Work task: The reply must repeat the listing below exactly and carry none of its pictures.

▬▬▬

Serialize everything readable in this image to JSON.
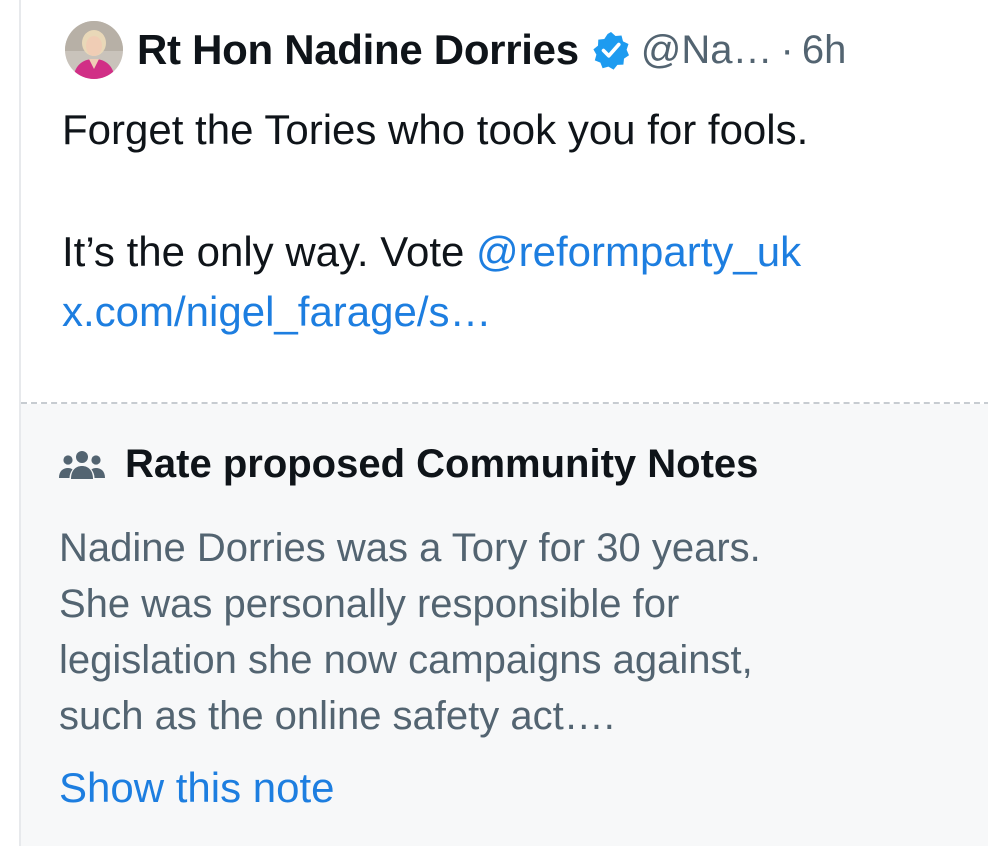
{
  "tweet": {
    "display_name": "Rt Hon Nadine Dorries",
    "handle": "@Na…",
    "separator": "·",
    "timestamp": "6h",
    "verified_icon": "verified-badge-icon",
    "text_line1": "Forget the Tories who took you for fools.",
    "text_line2_prefix": "It’s the only way.  Vote ",
    "mention": "@reformparty_uk",
    "url": "x.com/nigel_farage/s…"
  },
  "community_note": {
    "icon": "people-icon",
    "title": "Rate proposed Community Notes",
    "body_lines": [
      "Nadine Dorries was a Tory for 30 years.",
      "She was personally responsible for",
      "legislation she now campaigns against,",
      "such as the online safety act…."
    ],
    "show_label": "Show this note"
  },
  "colors": {
    "link": "#1d7ee0",
    "verified": "#1d9bf0",
    "text": "#0f1419",
    "muted": "#536471",
    "note_bg": "#f7f8f9"
  }
}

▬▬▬

Result for this exercise:
Serialize everything readable in this image to JSON.
{
  "tweet": {
    "display_name": "Rt Hon Nadine Dorries",
    "handle": "@Na…",
    "separator": "·",
    "timestamp": "6h",
    "verified_icon": "verified-badge-icon",
    "text_line1": "Forget the Tories who took you for fools.",
    "text_line2_prefix": "It’s the only way.  Vote ",
    "mention": "@reformparty_uk",
    "url": "x.com/nigel_farage/s…"
  },
  "community_note": {
    "icon": "people-icon",
    "title": "Rate proposed Community Notes",
    "body_lines": [
      "Nadine Dorries was a Tory for 30 years.",
      "She was personally responsible for",
      "legislation she now campaigns against,",
      "such as the online safety act…."
    ],
    "show_label": "Show this note"
  },
  "colors": {
    "link": "#1d7ee0",
    "verified": "#1d9bf0",
    "text": "#0f1419",
    "muted": "#536471",
    "note_bg": "#f7f8f9"
  }
}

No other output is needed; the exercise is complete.